Investigating a North Slope Ivrulik teaches students about a sod-covered, half-underground house found in northern Alaska and the Iñupiaq people who lived in them, through archaeological and historical inquiry.
In this investigation students will study the semi-subterranean sod house used by the Iñupiat (northern Eskimos) of the North Slope of Alaska. The investigation is comprehensive and uses the most authentic data sources available. It is organized into four instructional parts and an assessment which can be separated and taught over several days.
- Part One introduces Mr. George Leavitt and gives the students background information on the geographic location of the Ivrulik site they will be studying.

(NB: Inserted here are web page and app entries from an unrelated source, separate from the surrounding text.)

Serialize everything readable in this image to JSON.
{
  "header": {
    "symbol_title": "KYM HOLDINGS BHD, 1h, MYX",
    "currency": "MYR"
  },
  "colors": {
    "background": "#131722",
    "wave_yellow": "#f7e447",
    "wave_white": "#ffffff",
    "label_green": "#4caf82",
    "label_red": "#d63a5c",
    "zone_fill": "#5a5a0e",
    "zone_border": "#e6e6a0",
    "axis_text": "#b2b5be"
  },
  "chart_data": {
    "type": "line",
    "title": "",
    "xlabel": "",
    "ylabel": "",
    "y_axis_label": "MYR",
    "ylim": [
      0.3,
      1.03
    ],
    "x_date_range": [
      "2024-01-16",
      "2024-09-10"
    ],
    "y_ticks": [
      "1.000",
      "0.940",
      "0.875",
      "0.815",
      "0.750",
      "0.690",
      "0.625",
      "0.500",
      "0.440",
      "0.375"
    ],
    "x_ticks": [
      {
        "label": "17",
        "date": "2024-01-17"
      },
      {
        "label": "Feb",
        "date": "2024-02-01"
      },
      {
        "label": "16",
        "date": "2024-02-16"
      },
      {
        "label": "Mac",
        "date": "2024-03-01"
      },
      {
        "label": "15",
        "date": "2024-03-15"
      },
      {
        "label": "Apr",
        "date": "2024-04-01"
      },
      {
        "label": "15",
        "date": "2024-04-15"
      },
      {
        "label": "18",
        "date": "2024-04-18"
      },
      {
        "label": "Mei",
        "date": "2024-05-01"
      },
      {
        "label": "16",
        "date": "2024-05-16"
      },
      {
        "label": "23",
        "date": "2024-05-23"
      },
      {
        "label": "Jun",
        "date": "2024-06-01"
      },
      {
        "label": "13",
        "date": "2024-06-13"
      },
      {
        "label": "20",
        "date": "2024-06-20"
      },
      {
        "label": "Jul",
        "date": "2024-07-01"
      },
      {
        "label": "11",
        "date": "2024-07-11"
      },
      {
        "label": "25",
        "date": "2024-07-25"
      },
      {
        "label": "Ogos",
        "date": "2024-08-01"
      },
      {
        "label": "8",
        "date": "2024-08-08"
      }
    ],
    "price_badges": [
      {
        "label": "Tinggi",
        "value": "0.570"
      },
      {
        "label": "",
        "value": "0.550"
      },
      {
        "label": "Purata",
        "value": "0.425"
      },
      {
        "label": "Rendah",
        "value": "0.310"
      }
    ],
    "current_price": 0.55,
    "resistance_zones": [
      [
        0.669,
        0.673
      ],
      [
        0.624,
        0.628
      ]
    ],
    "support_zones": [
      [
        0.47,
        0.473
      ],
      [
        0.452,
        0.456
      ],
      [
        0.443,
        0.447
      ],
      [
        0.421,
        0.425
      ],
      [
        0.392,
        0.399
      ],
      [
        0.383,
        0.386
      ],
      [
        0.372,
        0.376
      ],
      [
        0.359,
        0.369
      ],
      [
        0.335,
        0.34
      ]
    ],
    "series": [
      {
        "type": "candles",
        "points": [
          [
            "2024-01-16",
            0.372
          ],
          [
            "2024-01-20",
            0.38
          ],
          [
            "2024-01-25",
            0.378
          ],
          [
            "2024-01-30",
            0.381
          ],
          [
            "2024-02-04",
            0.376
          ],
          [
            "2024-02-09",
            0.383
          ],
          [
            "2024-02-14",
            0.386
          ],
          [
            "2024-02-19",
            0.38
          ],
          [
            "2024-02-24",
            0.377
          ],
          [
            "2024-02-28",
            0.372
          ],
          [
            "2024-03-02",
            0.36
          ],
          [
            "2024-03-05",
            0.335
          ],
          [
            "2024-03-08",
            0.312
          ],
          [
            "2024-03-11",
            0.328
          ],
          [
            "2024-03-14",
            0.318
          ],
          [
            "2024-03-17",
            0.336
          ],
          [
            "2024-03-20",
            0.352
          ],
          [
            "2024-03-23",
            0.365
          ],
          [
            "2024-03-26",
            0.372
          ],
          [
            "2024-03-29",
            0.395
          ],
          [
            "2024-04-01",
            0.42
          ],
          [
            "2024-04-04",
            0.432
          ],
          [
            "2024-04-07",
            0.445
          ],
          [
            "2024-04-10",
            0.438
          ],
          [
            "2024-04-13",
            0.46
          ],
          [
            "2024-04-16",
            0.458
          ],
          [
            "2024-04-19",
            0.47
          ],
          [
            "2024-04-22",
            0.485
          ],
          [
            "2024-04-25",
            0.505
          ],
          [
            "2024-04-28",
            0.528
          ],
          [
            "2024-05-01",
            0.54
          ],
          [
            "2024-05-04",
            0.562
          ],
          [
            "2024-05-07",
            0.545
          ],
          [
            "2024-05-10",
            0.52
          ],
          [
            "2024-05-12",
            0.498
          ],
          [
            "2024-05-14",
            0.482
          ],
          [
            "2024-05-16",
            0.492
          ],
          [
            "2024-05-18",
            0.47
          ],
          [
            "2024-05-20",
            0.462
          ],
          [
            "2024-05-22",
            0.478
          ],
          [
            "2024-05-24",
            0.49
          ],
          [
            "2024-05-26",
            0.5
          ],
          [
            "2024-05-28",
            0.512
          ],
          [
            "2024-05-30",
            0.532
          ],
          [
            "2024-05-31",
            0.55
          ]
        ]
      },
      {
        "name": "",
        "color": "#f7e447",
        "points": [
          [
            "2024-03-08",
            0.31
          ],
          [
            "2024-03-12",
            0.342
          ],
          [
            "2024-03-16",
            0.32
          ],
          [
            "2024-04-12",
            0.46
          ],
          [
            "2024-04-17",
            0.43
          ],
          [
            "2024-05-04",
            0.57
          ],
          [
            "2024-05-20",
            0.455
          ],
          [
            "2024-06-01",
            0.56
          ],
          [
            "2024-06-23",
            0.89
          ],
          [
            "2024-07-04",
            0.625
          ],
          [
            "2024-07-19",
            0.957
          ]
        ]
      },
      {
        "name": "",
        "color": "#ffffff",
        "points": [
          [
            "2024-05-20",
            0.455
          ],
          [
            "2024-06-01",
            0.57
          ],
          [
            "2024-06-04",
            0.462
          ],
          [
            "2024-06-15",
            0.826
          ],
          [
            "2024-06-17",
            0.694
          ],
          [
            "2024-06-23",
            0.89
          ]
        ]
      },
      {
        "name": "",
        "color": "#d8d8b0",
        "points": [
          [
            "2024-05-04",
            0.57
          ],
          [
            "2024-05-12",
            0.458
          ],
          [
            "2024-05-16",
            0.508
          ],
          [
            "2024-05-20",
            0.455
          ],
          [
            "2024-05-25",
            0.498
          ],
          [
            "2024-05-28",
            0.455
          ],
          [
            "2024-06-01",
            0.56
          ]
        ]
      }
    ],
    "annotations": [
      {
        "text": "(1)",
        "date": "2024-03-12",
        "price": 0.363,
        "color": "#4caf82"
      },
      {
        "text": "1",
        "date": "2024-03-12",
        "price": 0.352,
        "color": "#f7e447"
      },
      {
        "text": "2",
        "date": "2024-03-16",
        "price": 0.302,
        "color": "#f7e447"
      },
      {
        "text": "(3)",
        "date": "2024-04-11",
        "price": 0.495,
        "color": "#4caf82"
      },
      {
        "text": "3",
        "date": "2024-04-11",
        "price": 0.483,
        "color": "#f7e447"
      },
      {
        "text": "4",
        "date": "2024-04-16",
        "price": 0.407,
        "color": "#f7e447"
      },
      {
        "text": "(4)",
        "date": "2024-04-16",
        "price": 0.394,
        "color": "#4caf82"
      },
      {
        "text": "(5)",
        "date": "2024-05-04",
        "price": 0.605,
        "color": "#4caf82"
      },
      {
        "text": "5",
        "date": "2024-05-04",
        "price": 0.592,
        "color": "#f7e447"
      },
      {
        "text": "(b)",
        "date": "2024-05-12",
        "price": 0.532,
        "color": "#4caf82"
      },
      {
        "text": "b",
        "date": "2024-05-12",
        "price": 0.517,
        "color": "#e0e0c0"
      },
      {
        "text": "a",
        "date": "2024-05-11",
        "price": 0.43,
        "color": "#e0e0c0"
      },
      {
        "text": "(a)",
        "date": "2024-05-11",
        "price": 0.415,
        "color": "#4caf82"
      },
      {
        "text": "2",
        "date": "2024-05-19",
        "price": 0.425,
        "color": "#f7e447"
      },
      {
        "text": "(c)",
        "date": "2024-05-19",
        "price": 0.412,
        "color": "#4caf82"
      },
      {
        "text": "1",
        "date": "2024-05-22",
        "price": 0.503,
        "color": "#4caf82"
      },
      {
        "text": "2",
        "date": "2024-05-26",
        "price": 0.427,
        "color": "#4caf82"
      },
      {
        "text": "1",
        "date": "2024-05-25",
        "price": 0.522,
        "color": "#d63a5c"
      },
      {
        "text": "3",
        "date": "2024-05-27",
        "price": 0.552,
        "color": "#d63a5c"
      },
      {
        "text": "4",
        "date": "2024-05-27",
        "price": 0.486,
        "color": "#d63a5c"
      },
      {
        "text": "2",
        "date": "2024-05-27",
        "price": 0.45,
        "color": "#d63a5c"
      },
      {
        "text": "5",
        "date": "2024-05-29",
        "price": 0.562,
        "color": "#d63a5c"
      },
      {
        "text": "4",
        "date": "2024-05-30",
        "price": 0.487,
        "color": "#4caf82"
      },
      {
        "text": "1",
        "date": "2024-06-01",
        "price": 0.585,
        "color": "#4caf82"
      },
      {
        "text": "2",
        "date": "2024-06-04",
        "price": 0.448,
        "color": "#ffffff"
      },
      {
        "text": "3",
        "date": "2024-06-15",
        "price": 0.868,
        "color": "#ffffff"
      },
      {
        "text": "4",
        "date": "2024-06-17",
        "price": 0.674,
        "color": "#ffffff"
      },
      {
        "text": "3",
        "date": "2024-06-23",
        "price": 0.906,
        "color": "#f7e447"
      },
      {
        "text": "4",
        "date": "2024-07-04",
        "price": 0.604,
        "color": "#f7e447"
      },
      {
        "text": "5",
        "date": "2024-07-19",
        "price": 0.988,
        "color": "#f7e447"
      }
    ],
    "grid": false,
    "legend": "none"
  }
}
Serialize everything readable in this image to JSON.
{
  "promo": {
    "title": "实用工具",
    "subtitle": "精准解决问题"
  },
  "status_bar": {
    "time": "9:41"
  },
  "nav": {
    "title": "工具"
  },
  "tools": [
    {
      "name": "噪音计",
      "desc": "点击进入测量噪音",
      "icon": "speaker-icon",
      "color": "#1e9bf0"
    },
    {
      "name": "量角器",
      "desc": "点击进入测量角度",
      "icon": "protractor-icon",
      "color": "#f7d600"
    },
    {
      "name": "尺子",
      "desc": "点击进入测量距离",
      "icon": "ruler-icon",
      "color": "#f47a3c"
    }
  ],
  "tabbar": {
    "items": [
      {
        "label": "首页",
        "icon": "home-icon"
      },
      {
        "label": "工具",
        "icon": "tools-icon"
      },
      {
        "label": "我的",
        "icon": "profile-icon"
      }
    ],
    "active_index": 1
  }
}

- Part Two focuses on the history of the Ivrulik using historic photographs and information about Iñupiaq dwellings based on the information from Mr. George Leavitt and archaeologists.
- In Part Three the students work with artifacts and quadrant maps of the Ivrulik site to make inferences about how the Ivrulik was used by the Iñupiaq people.
- Part Four connects the past to the present. Students learn the importance of preserving archaeological sites and how traditional ivrulik architecture influences modern buildings that Iñupiat use today.
In the Assessment students write an expository composition describing what they learned in the investigation and draw a modern day shelter incorporating three ideas from the Iñupiaq beliefs or way of life.